▶ _EXERCISE INSTRUCTIONS_
Give the records again in full, exactly as they appear, but without the pictures.

▶ _DATA FOR THIS EXERCISE_
****************************************
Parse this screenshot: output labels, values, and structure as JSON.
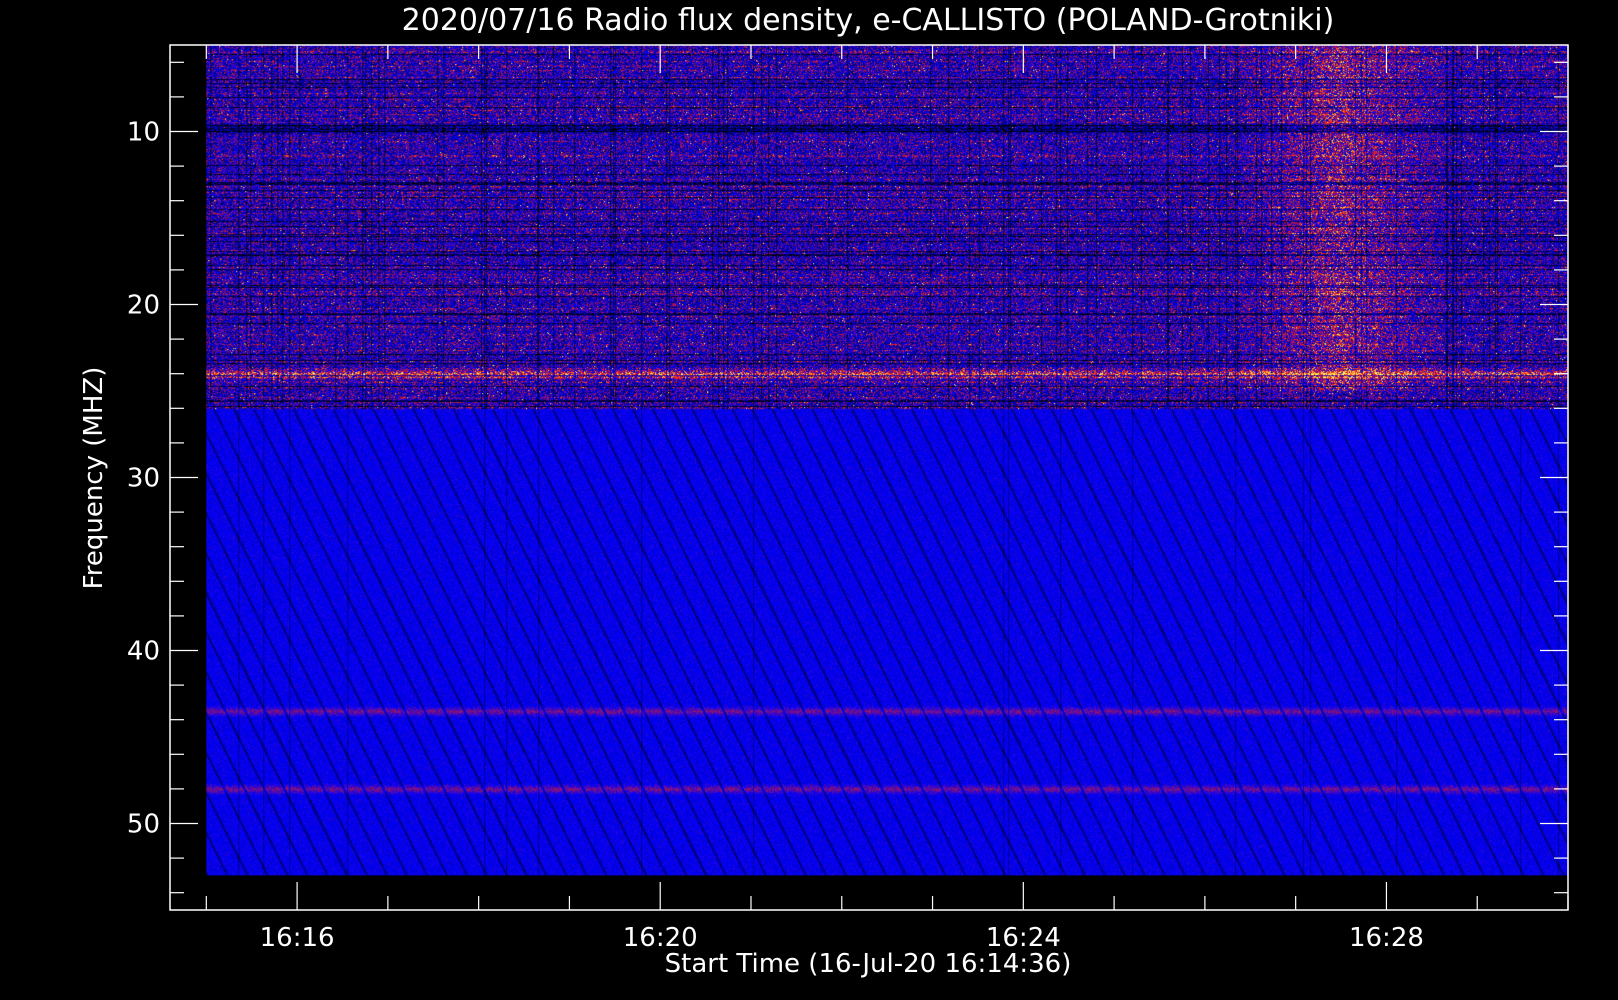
{
  "chart_data": {
    "type": "heatmap",
    "title": "2020/07/16  Radio flux density, e-CALLISTO (POLAND-Grotniki)",
    "xlabel": "Start Time (16-Jul-20 16:14:36)",
    "ylabel": "Frequency (MHZ)",
    "xlim": [
      "16:14:36",
      "16:30:00"
    ],
    "ylim": [
      55,
      5
    ],
    "data_extent": {
      "time": [
        "16:15:00",
        "16:30:00"
      ],
      "frequency_mhz": [
        5,
        53
      ]
    },
    "x_ticks": [
      "16:16",
      "16:20",
      "16:24",
      "16:28"
    ],
    "y_ticks": [
      "10",
      "20",
      "30",
      "40",
      "50"
    ],
    "colormap": [
      "#000000",
      "#0000ff",
      "#ff2200",
      "#ffff66"
    ],
    "features": [
      {
        "kind": "band",
        "freq_from": 5,
        "freq_to": 26,
        "level": "mixed-bright"
      },
      {
        "kind": "band",
        "freq_from": 26,
        "freq_to": 53,
        "level": "low"
      },
      {
        "kind": "line",
        "freq": 9.8,
        "level": "dark"
      },
      {
        "kind": "line",
        "freq": 24,
        "level": "bright"
      },
      {
        "kind": "line",
        "freq": 43.5,
        "level": "medium"
      },
      {
        "kind": "line",
        "freq": 48,
        "level": "medium"
      },
      {
        "kind": "burst",
        "time": "16:27:30",
        "freq_from": 5,
        "freq_to": 25,
        "level": "bright"
      }
    ]
  }
}
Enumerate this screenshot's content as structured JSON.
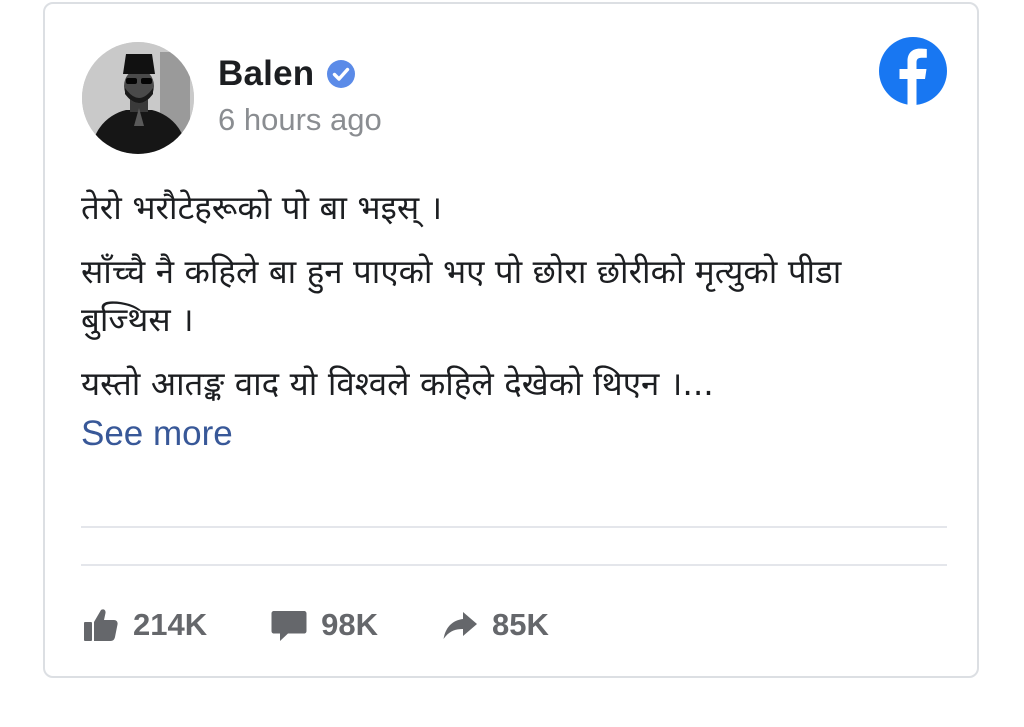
{
  "post": {
    "author": "Balen",
    "verified": true,
    "timestamp": "6 hours ago",
    "paragraphs": [
      "तेरो भरौटेहरूको पो बा भइस् ।",
      "साँच्चै नै कहिले बा हुन पाएको भए पो छोरा छोरीको मृत्युको पीडा बुज्थिस ।",
      "यस्तो आतङ्क वाद यो विश्वले कहिले देखेको थिएन ।..."
    ],
    "see_more_label": "See more"
  },
  "stats": {
    "likes": "214K",
    "comments": "98K",
    "shares": "85K"
  },
  "icons": {
    "brand": "facebook-logo-icon",
    "verified": "verified-badge-icon",
    "like": "thumbs-up-icon",
    "comment": "comment-bubble-icon",
    "share": "share-arrow-icon"
  },
  "colors": {
    "facebook_blue": "#1877f2",
    "link": "#385898",
    "muted": "#8a8d91",
    "stat_gray": "#65676b"
  }
}
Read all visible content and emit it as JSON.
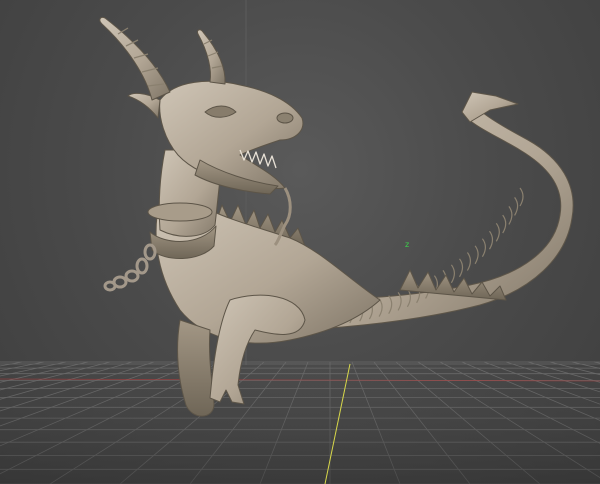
{
  "viewport": {
    "mode": "perspective",
    "axis_indicator": "z"
  },
  "scene": {
    "model": "dragon-sculpt",
    "grid": true
  },
  "colors": {
    "background": "#4a4a4a",
    "grid_line": "#6a6a6a",
    "axis_x": "#c43a3a",
    "axis_y": "#d8d84a",
    "axis_z": "#3cd04a",
    "clay": "#b6ab9b"
  }
}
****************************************
▶ _SOLVED EXERCISE_
Parse this screenshot: output labels, values, and structure as JSON.
{
  "chart_data": {
    "type": "heatmap",
    "title": "2020/07/16  Radio flux density, e-CALLISTO (POLAND-Grotniki)",
    "xlabel": "Start Time (16-Jul-20 16:14:36)",
    "ylabel": "Frequency (MHZ)",
    "xlim": [
      "16:14:36",
      "16:30:00"
    ],
    "ylim": [
      55,
      5
    ],
    "data_extent": {
      "time": [
        "16:15:00",
        "16:30:00"
      ],
      "frequency_mhz": [
        5,
        53
      ]
    },
    "x_ticks": [
      "16:16",
      "16:20",
      "16:24",
      "16:28"
    ],
    "y_ticks": [
      "10",
      "20",
      "30",
      "40",
      "50"
    ],
    "colormap": [
      "#000000",
      "#0000ff",
      "#ff2200",
      "#ffff66"
    ],
    "features": [
      {
        "kind": "band",
        "freq_from": 5,
        "freq_to": 26,
        "level": "mixed-bright"
      },
      {
        "kind": "band",
        "freq_from": 26,
        "freq_to": 53,
        "level": "low"
      },
      {
        "kind": "line",
        "freq": 9.8,
        "level": "dark"
      },
      {
        "kind": "line",
        "freq": 24,
        "level": "bright"
      },
      {
        "kind": "line",
        "freq": 43.5,
        "level": "medium"
      },
      {
        "kind": "line",
        "freq": 48,
        "level": "medium"
      },
      {
        "kind": "burst",
        "time": "16:27:30",
        "freq_from": 5,
        "freq_to": 25,
        "level": "bright"
      }
    ]
  }
}
Enumerate this screenshot's content as structured JSON.
{
  "post": {
    "author": "Balen",
    "verified": true,
    "timestamp": "6 hours ago",
    "paragraphs": [
      "तेरो भरौटेहरूको पो बा भइस् ।",
      "साँच्चै नै कहिले बा हुन पाएको भए पो छोरा छोरीको मृत्युको पीडा बुज्थिस ।",
      "यस्तो आतङ्क वाद यो विश्वले कहिले देखेको थिएन ।..."
    ],
    "see_more_label": "See more"
  },
  "stats": {
    "likes": "214K",
    "comments": "98K",
    "shares": "85K"
  },
  "icons": {
    "brand": "facebook-logo-icon",
    "verified": "verified-badge-icon",
    "like": "thumbs-up-icon",
    "comment": "comment-bubble-icon",
    "share": "share-arrow-icon"
  },
  "colors": {
    "facebook_blue": "#1877f2",
    "link": "#385898",
    "muted": "#8a8d91",
    "stat_gray": "#65676b"
  }
}
Read all visible content and emit it as JSON.
{
  "viewport": {
    "mode": "perspective",
    "axis_indicator": "z"
  },
  "scene": {
    "model": "dragon-sculpt",
    "grid": true
  },
  "colors": {
    "background": "#4a4a4a",
    "grid_line": "#6a6a6a",
    "axis_x": "#c43a3a",
    "axis_y": "#d8d84a",
    "axis_z": "#3cd04a",
    "clay": "#b6ab9b"
  }
}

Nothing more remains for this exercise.